* STUDY MATERIAL *
*** Block opens ***

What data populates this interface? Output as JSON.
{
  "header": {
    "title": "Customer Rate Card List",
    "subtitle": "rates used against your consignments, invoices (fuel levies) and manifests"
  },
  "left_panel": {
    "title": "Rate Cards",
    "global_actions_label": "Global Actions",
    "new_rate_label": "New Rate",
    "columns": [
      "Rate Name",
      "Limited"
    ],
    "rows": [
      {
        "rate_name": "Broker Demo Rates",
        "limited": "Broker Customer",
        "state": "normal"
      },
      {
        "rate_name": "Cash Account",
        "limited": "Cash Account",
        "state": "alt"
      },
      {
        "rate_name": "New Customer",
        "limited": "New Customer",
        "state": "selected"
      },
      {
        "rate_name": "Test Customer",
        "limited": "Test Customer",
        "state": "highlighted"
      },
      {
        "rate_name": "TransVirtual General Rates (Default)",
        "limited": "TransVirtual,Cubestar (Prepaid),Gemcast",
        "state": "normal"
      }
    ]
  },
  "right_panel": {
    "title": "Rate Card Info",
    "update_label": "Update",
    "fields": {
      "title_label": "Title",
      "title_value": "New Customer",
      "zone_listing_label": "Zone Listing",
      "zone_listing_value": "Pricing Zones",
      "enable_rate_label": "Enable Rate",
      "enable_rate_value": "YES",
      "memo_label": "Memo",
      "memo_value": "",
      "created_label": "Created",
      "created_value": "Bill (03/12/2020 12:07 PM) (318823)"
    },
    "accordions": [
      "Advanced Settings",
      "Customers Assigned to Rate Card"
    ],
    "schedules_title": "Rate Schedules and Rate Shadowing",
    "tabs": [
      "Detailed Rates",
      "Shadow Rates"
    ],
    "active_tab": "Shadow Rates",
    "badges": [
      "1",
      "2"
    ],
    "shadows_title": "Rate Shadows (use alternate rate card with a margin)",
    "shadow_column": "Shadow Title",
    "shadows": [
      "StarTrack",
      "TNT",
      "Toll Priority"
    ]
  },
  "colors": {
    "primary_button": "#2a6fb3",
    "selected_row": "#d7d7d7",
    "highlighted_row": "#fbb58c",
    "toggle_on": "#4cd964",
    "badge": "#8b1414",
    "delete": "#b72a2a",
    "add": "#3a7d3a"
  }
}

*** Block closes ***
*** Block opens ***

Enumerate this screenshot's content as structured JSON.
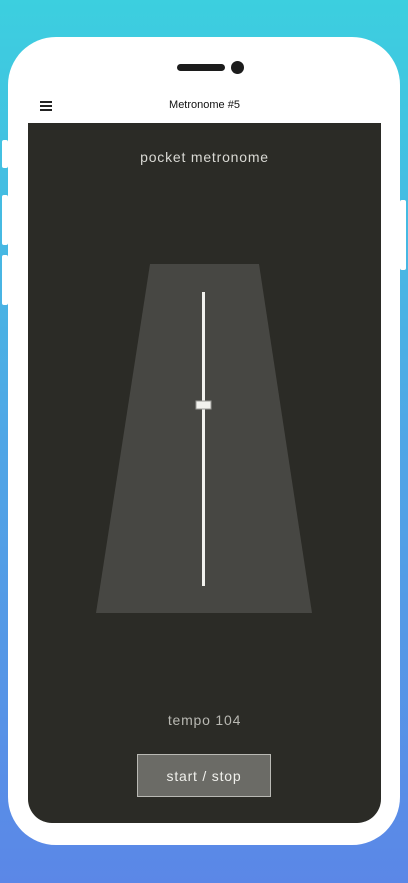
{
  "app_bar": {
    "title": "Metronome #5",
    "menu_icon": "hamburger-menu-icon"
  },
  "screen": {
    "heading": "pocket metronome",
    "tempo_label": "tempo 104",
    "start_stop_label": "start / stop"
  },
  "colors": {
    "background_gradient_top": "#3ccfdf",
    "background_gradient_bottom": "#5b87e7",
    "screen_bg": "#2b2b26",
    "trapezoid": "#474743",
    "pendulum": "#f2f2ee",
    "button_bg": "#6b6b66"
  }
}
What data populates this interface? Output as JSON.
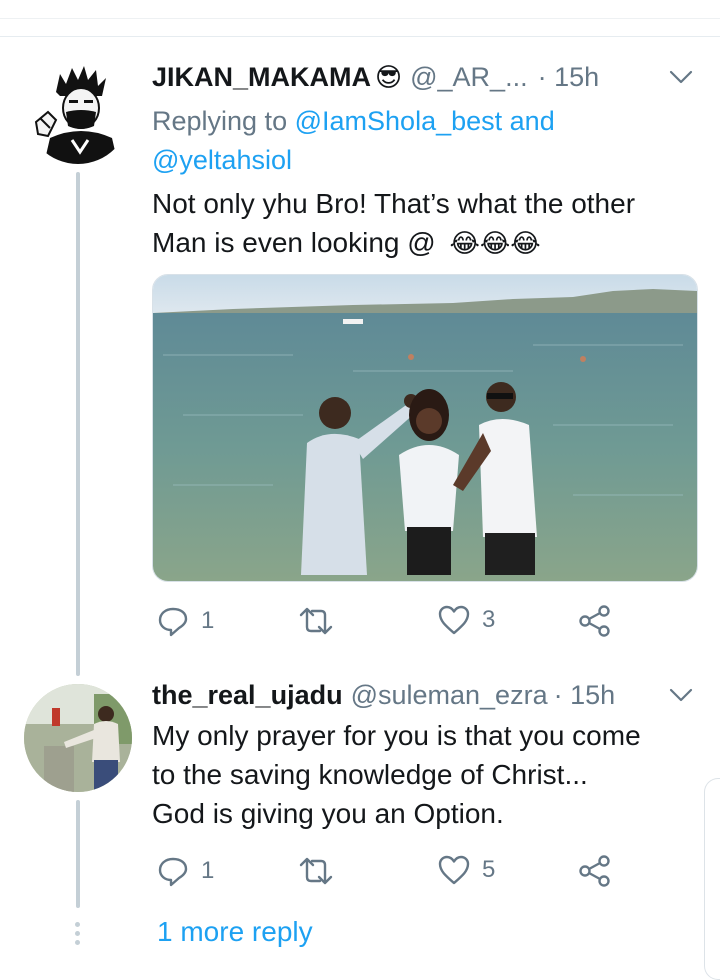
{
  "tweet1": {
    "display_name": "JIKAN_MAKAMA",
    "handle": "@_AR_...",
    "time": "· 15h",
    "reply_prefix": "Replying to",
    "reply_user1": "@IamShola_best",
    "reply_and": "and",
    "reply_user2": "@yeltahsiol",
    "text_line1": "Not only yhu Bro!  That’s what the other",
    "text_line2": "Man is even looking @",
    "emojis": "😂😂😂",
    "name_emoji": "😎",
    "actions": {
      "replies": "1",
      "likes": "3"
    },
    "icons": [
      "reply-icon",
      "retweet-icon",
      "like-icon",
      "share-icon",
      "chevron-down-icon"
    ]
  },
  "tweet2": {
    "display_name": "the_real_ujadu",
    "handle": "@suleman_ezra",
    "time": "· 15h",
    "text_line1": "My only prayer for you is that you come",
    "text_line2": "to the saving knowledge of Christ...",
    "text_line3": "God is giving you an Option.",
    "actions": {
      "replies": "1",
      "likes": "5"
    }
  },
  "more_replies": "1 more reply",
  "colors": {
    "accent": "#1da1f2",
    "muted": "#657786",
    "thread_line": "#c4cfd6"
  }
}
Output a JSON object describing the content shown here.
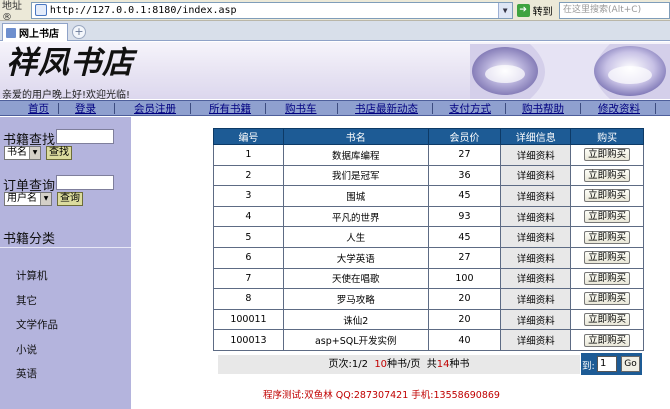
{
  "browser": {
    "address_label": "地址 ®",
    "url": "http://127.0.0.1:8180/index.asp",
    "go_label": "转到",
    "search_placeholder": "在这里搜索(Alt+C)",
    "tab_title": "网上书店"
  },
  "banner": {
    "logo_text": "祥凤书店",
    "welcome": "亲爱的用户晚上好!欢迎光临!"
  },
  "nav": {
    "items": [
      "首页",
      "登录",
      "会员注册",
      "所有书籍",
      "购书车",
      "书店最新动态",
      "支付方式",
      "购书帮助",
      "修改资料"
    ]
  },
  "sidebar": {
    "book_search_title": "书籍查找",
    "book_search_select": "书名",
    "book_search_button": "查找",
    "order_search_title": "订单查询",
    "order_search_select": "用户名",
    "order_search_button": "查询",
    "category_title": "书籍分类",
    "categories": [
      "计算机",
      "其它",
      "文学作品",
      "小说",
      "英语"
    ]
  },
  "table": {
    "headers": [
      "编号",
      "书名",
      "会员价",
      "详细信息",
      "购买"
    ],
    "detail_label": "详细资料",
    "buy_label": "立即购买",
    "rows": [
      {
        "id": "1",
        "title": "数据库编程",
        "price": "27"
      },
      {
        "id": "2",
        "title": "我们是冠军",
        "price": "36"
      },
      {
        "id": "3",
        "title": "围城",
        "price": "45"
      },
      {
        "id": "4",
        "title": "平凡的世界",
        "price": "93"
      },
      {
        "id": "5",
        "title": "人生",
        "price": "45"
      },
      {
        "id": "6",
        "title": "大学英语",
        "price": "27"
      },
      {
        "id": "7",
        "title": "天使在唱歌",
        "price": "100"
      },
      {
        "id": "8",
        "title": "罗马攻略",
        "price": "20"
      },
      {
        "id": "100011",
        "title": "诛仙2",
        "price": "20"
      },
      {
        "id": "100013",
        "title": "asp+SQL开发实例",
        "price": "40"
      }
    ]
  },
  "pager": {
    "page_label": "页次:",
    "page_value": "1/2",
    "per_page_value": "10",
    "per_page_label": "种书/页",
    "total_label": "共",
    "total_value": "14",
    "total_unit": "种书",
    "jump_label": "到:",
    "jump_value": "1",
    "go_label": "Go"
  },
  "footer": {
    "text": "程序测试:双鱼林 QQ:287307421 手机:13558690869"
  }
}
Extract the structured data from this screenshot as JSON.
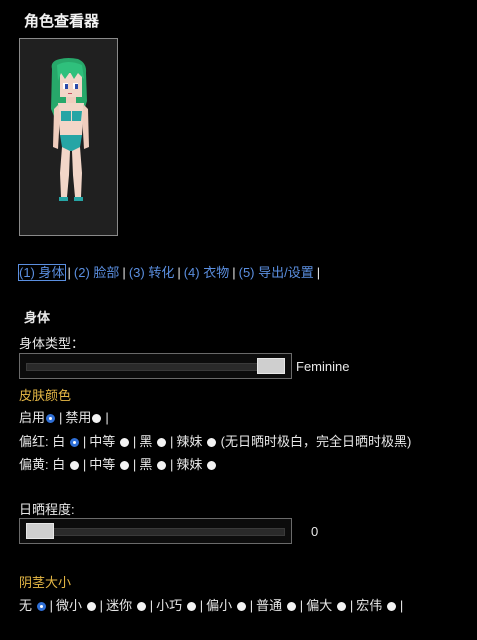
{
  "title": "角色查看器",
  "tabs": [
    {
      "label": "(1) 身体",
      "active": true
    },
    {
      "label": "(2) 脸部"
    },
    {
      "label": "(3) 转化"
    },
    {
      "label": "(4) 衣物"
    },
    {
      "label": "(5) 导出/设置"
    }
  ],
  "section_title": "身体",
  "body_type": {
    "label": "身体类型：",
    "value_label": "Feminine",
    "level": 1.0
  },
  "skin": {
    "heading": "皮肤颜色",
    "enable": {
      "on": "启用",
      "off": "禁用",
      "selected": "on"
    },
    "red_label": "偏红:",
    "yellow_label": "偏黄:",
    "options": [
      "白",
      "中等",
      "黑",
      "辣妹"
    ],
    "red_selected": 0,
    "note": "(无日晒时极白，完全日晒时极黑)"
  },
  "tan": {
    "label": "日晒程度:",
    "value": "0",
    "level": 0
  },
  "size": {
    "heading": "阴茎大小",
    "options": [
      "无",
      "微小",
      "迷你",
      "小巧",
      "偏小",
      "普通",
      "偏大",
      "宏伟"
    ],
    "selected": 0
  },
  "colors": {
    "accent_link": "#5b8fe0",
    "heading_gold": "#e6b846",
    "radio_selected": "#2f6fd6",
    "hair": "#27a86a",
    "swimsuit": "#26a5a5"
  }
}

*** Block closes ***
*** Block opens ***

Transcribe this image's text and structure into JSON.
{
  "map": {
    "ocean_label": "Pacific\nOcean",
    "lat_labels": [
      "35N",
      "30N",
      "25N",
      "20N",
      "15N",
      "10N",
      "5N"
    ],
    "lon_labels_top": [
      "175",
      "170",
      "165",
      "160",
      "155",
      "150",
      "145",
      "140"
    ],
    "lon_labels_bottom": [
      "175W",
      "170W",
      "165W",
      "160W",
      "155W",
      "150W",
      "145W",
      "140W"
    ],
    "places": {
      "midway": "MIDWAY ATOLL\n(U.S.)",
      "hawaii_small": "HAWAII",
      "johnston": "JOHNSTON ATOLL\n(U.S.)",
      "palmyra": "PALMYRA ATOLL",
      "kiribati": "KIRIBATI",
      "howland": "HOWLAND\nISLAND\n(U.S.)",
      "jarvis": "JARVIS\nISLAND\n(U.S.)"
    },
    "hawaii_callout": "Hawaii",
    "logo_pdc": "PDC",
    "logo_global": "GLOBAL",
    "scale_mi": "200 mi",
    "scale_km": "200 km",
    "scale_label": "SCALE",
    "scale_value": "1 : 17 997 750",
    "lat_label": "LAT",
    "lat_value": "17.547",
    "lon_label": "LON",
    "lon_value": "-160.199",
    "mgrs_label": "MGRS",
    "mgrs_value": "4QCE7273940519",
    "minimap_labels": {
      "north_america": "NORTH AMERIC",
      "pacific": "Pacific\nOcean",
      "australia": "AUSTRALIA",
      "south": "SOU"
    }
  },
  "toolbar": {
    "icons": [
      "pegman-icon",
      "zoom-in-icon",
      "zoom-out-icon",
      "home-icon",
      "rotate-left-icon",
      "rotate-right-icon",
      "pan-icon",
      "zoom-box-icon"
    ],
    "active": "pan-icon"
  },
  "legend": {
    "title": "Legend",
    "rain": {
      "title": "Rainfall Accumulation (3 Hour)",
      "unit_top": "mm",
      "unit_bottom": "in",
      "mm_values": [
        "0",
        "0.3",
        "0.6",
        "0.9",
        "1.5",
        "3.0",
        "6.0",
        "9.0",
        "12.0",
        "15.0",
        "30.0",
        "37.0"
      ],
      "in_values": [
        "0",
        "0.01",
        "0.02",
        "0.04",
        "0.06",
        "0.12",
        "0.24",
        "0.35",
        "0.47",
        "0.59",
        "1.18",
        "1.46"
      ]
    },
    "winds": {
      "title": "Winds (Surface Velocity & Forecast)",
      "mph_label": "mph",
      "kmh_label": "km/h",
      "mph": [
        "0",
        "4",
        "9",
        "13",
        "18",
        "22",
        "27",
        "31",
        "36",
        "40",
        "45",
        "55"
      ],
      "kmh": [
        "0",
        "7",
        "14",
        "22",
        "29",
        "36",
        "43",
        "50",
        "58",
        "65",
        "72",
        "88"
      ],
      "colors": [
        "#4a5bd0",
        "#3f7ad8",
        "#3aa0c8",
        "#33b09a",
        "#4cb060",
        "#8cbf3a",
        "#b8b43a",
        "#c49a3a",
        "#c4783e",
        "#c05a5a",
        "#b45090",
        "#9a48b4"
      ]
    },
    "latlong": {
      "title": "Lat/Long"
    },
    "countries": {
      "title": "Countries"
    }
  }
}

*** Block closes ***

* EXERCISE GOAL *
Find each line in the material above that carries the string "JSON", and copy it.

* TASK SOLUTION *
What data populates this interface? Output as JSON.
Enumerate this screenshot's content as structured JSON.
What data populates this interface? Output as JSON.
Output a JSON object describing the content shown here.
Extract the structured data from this screenshot as JSON.
Transcribe this image's text and structure into JSON.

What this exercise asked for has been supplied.